## Exercise details
Your answer should consist of each line below that includes the word "June".

-------- Supplied records

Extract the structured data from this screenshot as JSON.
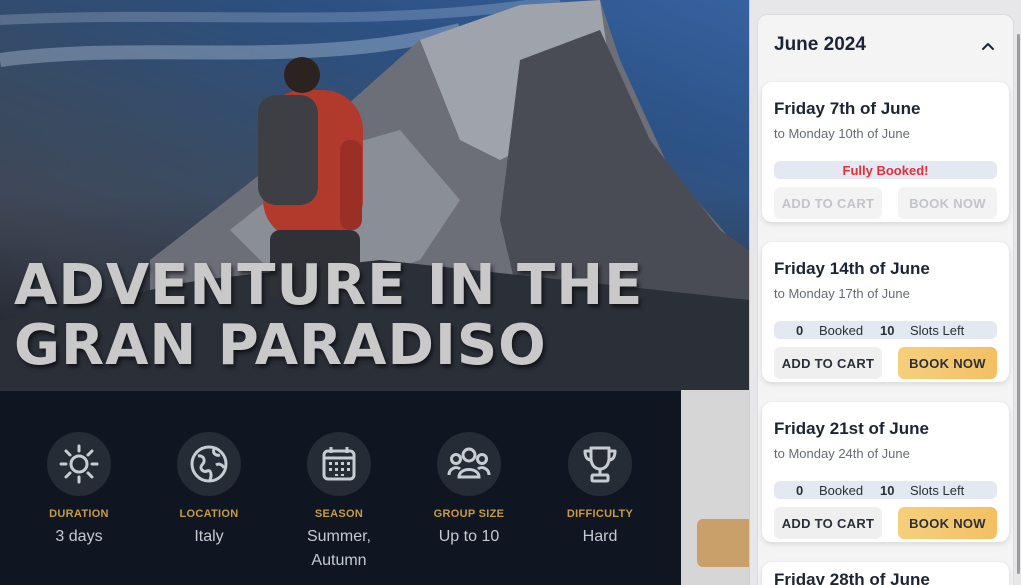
{
  "hero": {
    "title_line1": "ADVENTURE IN THE",
    "title_line2": "GRAN PARADISO"
  },
  "info": [
    {
      "icon": "sun-icon",
      "label": "DURATION",
      "value": "3 days"
    },
    {
      "icon": "globe-icon",
      "label": "LOCATION",
      "value": "Italy"
    },
    {
      "icon": "calendar-icon",
      "label": "SEASON",
      "value": "Summer, Autumn"
    },
    {
      "icon": "group-icon",
      "label": "GROUP SIZE",
      "value": "Up to 10"
    },
    {
      "icon": "trophy-icon",
      "label": "DIFFICULTY",
      "value": "Hard"
    }
  ],
  "calendar": {
    "month": "June 2024",
    "dates": [
      {
        "from": "Friday 7th of June",
        "to": "to Monday 10th of June",
        "status": "Fully Booked!",
        "add_label": "ADD TO CART",
        "book_label": "BOOK NOW"
      },
      {
        "from": "Friday 14th of June",
        "to": "to Monday 17th of June",
        "booked": "0",
        "booked_label": "Booked",
        "slots": "10",
        "slots_label": "Slots Left",
        "add_label": "ADD TO CART",
        "book_label": "BOOK NOW"
      },
      {
        "from": "Friday 21st of June",
        "to": "to Monday 24th of June",
        "booked": "0",
        "booked_label": "Booked",
        "slots": "10",
        "slots_label": "Slots Left",
        "add_label": "ADD TO CART",
        "book_label": "BOOK NOW"
      },
      {
        "from": "Friday 28th of June"
      }
    ]
  },
  "colors": {
    "accent": "#c79a46",
    "book_button": "#f3c063",
    "full_booked": "#e0313b"
  }
}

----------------

## Result for this exercise
    "month": "June 2024",
        "from": "Friday 7th of June",
        "to": "to Monday 10th of June",
        "from": "Friday 14th of June",
        "to": "to Monday 17th of June",
        "from": "Friday 21st of June",
        "to": "to Monday 24th of June",
        "from": "Friday 28th of June"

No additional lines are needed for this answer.